Health Politics in Korea analyzes the political dynamics of South Korea’s healthcare reform, through the case study on the debate to inaugurate the single payer system of health insurance, which had been practiced for two decades since the early 1980s. During this period, South Korea had undergone unprecedented political and economic turmoils. Through this book, readers will be able to gain valuable insight into how these turbulences had impacted healthcare reform in a politically and economically transitional country. This book also grants opportunities for readers to compare the different paths taken by South Korea’s healthcare reform which reflects the changing dynamics of its political regimes.
The book’s key theoretical perspectives are underpinned by the policy network perspective and new institutionalism. This combination allows the book to establish more integrative and stereoscopic analytical framework linking environmental context, institutional constraints, policy network, and policy outputs.

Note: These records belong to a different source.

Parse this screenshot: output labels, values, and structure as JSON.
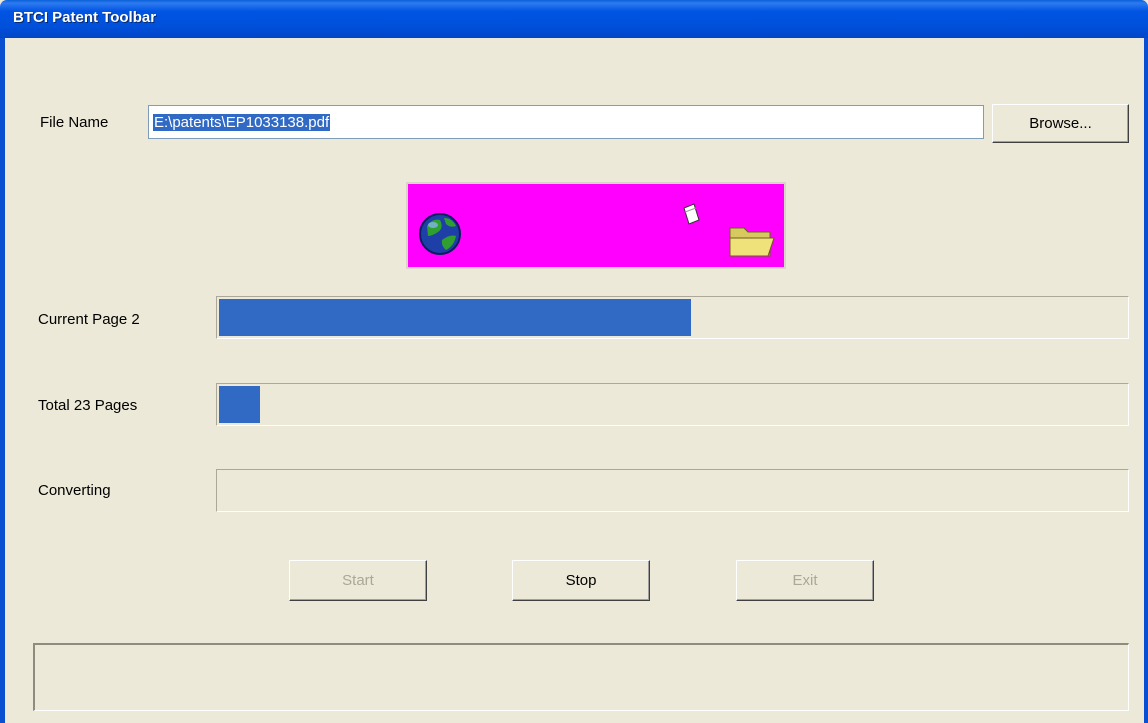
{
  "window": {
    "title": "BTCI Patent Toolbar"
  },
  "file": {
    "label": "File Name",
    "value": "E:\\patents\\EP1033138.pdf",
    "browse_label": "Browse..."
  },
  "animation": {
    "icons": [
      "globe-icon",
      "paper-sheet-icon",
      "folder-icon"
    ],
    "background": "#FF00FF"
  },
  "progress": {
    "current_page": {
      "label": "Current Page 2",
      "fraction": 0.52
    },
    "total_pages": {
      "label": "Total 23 Pages",
      "fraction": 0.045
    },
    "converting": {
      "label": "Converting",
      "fraction": 0
    }
  },
  "buttons": {
    "start": "Start",
    "stop": "Stop",
    "exit": "Exit"
  },
  "status": {
    "text": ""
  },
  "colors": {
    "titlebar": "#0054E3",
    "progress_fill": "#316AC5",
    "dialog_bg": "#ECE9D8"
  }
}
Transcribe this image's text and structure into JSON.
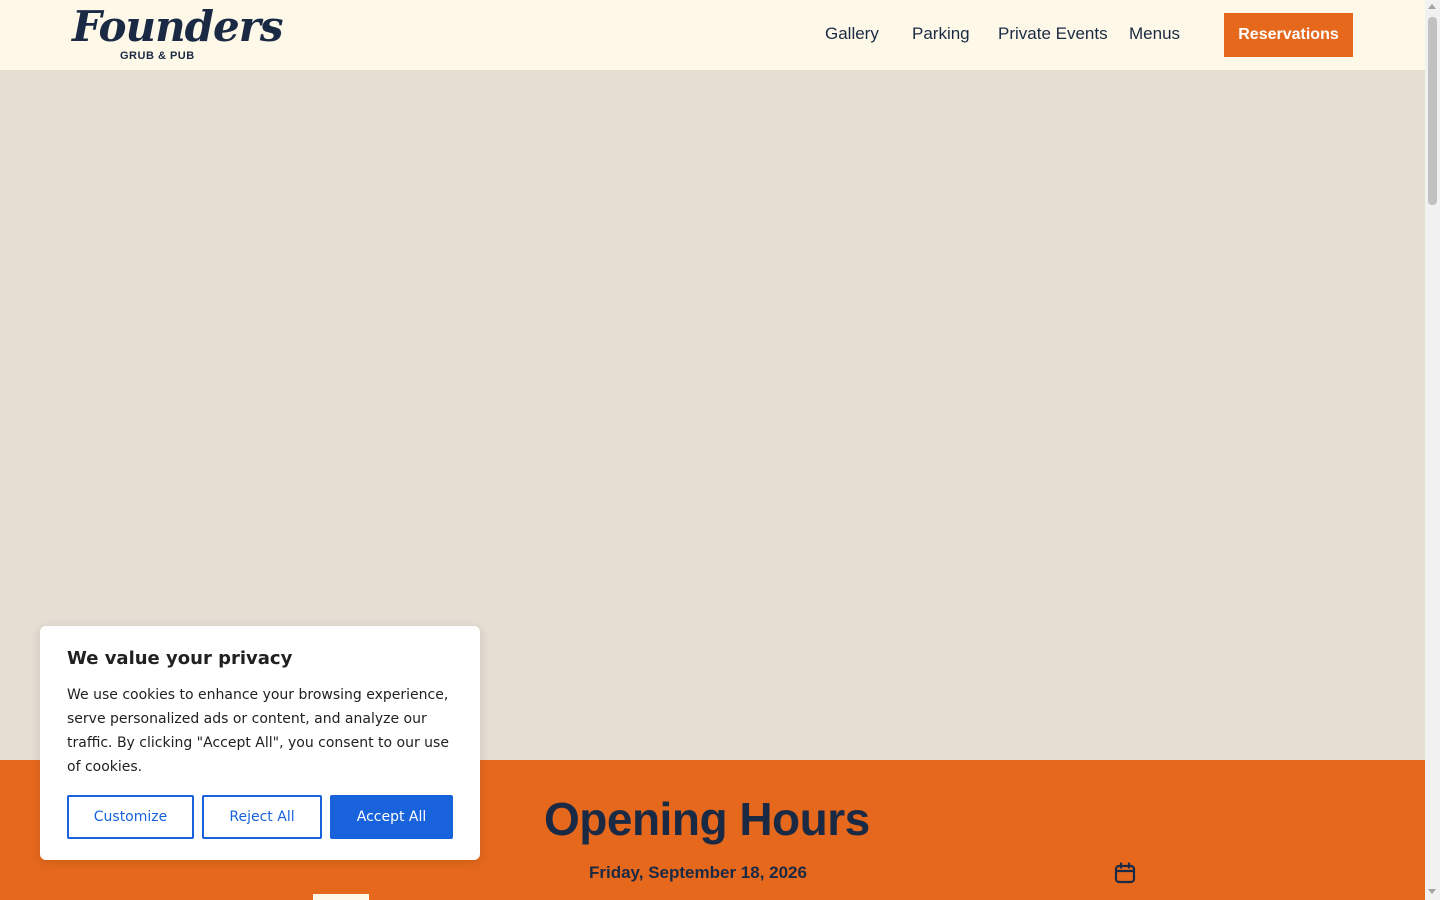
{
  "header": {
    "logo_script": "Founders",
    "logo_sub": "GRUB & PUB",
    "nav": [
      "Gallery",
      "Parking",
      "Private Events",
      "Menus"
    ],
    "reserve_label": "Reservations"
  },
  "hours": {
    "title": "Opening Hours",
    "date": "Friday, September 18, 2026"
  },
  "cookie": {
    "title": "We value your privacy",
    "text": "We use cookies to enhance your browsing experience, serve personalized ads or content, and analyze our traffic. By clicking \"Accept All\", you consent to our use of cookies.",
    "customize_label": "Customize",
    "reject_label": "Reject All",
    "accept_label": "Accept All"
  },
  "colors": {
    "brand_navy": "#1b2a44",
    "brand_orange": "#e5681c",
    "cream": "#fdf8e7",
    "consent_blue": "#1863dc"
  },
  "icons": {
    "calendar": "calendar-icon"
  }
}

Through this book, readers may acquire valuable information and knowledge about:
• South Korea’s dynamic politics and its impact on health policy-making
• The enhanced power of civil society groups in Korean health politics

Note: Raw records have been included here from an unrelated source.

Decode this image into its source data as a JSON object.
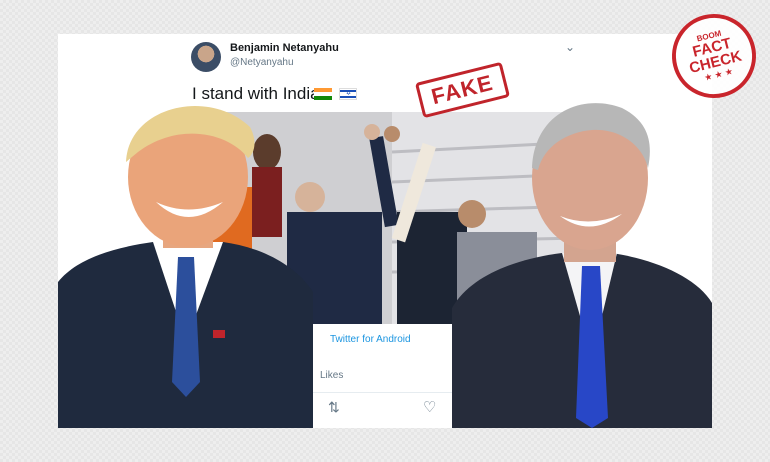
{
  "tweet": {
    "author_name": "Benjamin Netanyahu",
    "author_handle": "@Netyanyahu",
    "text": "I stand with India",
    "flags": [
      "india-flag",
      "israel-flag"
    ],
    "source": "Twitter for Android",
    "likes_label": "Likes",
    "icons": [
      "chevron-down-icon",
      "retweet-icon",
      "heart-icon"
    ]
  },
  "overlays": {
    "fake_stamp": "FAKE",
    "badge": {
      "brand": "BOOM",
      "line1": "FACT",
      "line2": "CHECK",
      "stars": "★ ★ ★"
    }
  },
  "colors": {
    "stamp_red": "#c0242b",
    "link_blue": "#1b95e0",
    "text_dark": "#14171a",
    "text_muted": "#657786"
  }
}
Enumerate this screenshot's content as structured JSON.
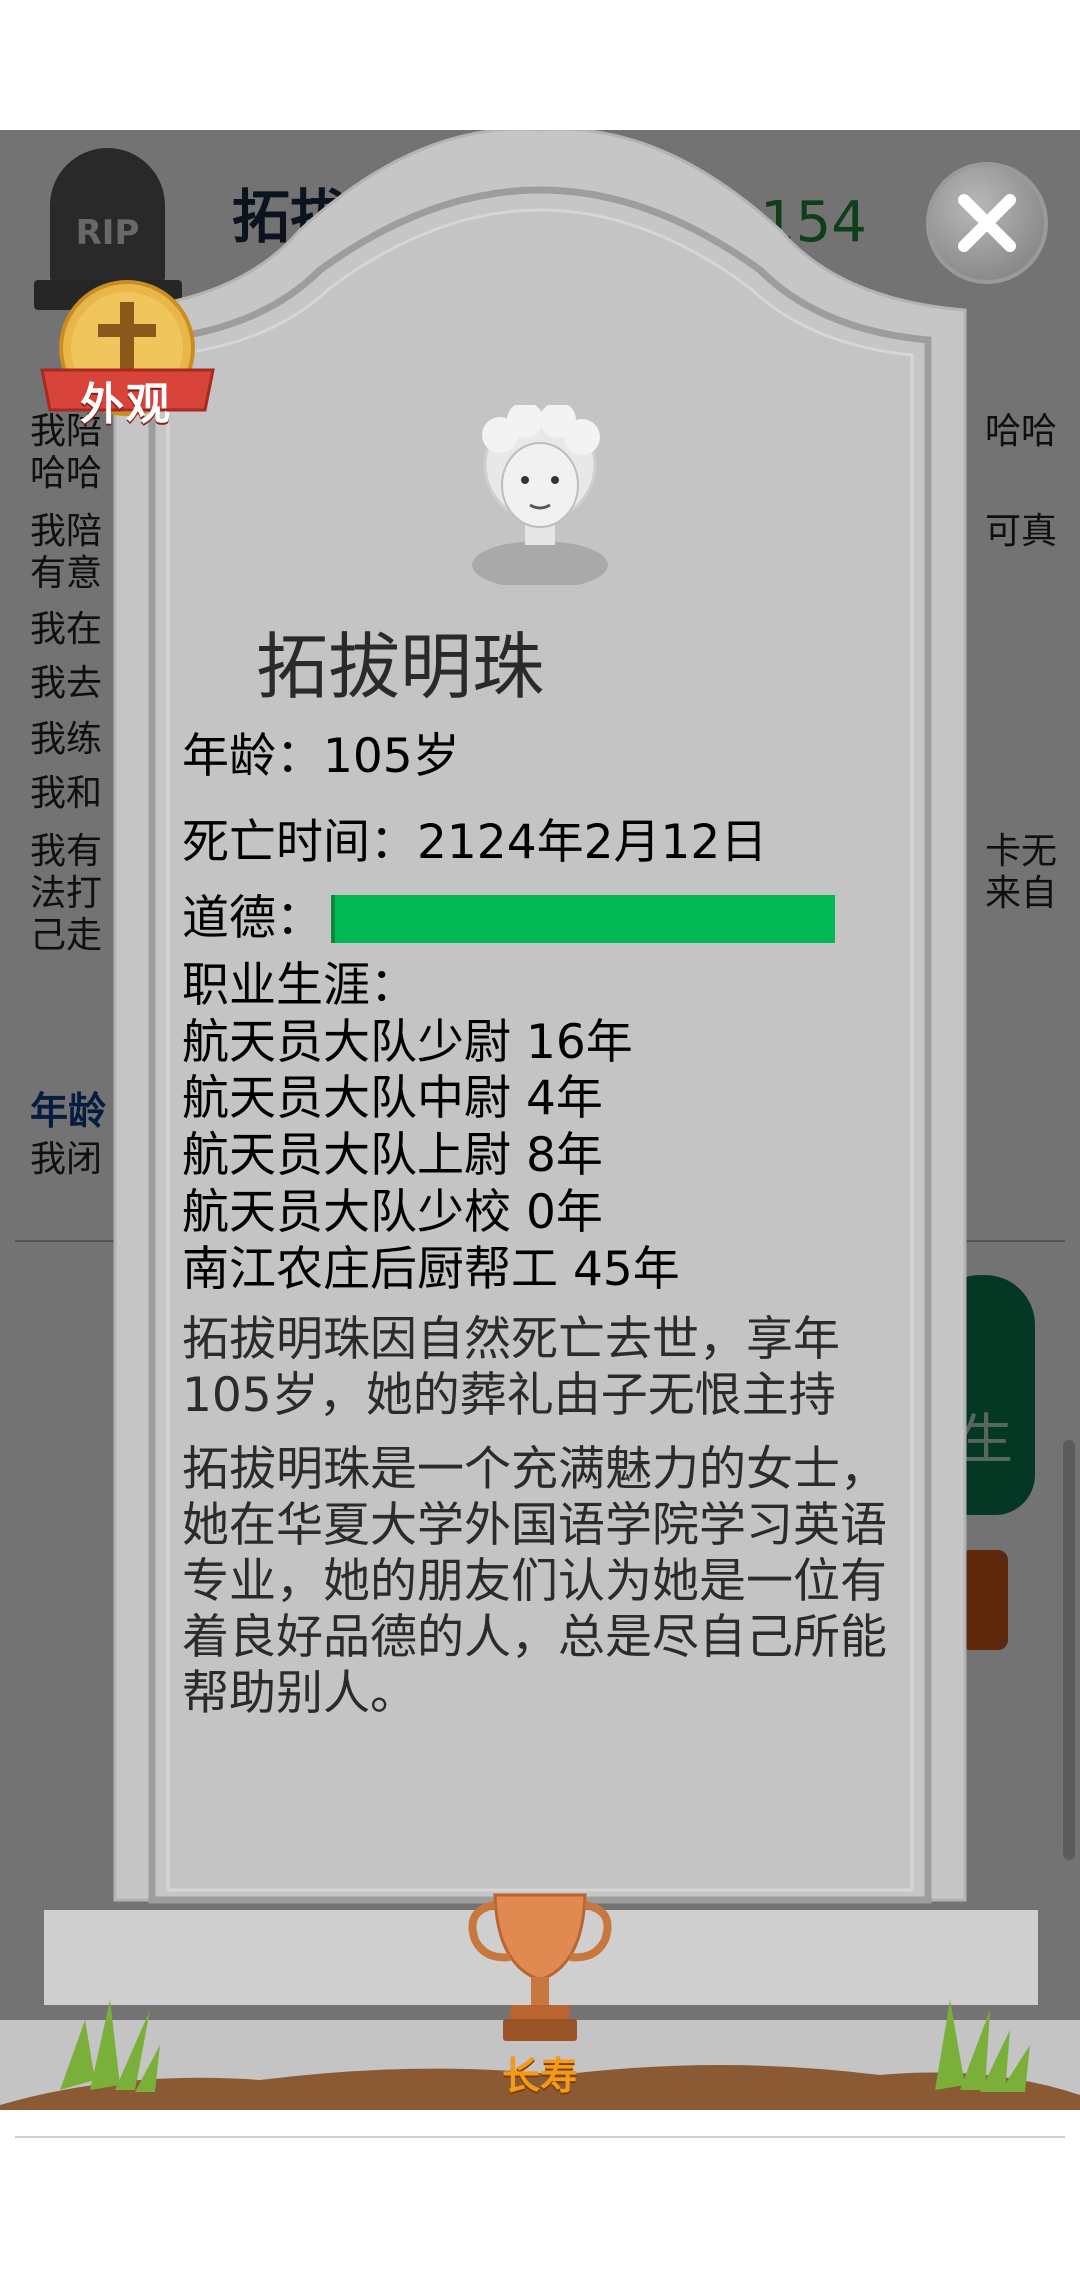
{
  "background": {
    "name_partial": "拓拔",
    "count_partial": "154",
    "logs": [
      "我陪",
      "哈哈",
      "我陪",
      "有意",
      "我在",
      "我去",
      "我练",
      "我和",
      "我有",
      "法打",
      "己走"
    ],
    "logs_right": [
      "哈哈",
      "可真",
      "卡无",
      "来自"
    ],
    "age_label": "年龄",
    "age_text": "我闭",
    "green_button_char": "生"
  },
  "badge": {
    "appearance_label": "外观"
  },
  "tombstone": {
    "name": "拓拔明珠",
    "age_line": "年龄：105岁",
    "death_time_line": "死亡时间：2124年2月12日",
    "morality_label": "道德：",
    "morality_value": 1.0,
    "career_header": "职业生涯：",
    "careers": [
      "航天员大队少尉 16年",
      "航天员大队中尉 4年",
      "航天员大队上尉 8年",
      "航天员大队少校 0年",
      "南江农庄后厨帮工 45年"
    ],
    "death_paragraph": "拓拔明珠因自然死亡去世，享年105岁，她的葬礼由子无恨主持",
    "bio_paragraph": "拓拔明珠是一个充满魅力的女士，她在华夏大学外国语学院学习英语专业，她的朋友们认为她是一位有着良好品德的人，总是尽自己所能帮助别人。"
  },
  "trophy": {
    "label": "长寿"
  },
  "colors": {
    "morality": "#00b955",
    "stone": "#c6c6c6",
    "trophy": "#e08a52"
  },
  "icons": [
    "rip-tombstone-icon",
    "cross-icon",
    "close-icon",
    "trophy-icon",
    "elder-avatar-icon",
    "grass-icon"
  ]
}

• The emergence of conflicting trade unions and its impact on health politics
• Ideological confrontations surrounding economic efficiency and social solidarity

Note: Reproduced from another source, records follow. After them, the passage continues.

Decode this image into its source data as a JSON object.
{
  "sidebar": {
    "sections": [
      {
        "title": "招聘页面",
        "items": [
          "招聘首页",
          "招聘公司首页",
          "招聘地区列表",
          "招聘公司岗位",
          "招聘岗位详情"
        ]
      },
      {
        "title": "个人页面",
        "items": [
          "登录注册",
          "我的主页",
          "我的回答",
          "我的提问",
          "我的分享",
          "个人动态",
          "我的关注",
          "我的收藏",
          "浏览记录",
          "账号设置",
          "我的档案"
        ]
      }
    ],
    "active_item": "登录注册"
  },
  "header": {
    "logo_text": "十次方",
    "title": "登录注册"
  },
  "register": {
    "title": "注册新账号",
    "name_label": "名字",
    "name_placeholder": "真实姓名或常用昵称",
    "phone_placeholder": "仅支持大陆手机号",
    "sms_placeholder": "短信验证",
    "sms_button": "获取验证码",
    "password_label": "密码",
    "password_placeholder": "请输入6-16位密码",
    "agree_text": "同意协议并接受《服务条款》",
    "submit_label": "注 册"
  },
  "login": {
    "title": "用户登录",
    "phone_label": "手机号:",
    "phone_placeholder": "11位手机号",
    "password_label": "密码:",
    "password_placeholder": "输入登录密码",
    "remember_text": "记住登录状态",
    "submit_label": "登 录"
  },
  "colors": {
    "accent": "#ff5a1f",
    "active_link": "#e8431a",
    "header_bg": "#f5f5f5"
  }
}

• The role of political opportunity structure as a catalyst of policy change
• Conflict and resistance in the process of institutional change
• Factors leading to policy success or policy failure.
Soon-yang Kim is Professor of Public Policy and Admini-stration at Yeungnam University, Korea. He has published numerous articles and academic books on social policy, health policy, policy theories, and welfare administration. His recent publications include Outsiders in the Korean Multicultural Society: Social Exclusion and Policy Responses (2013), Health Systems in Transition: Republic of Korea (2009, co-auther), and Contracting-out System of Welfare Services (2006). He has been a visiting scholar at The London School of Economics and Political Science (UK), Southampton University (UK), University of Colorado Denver (USA), and Washington State University (USA).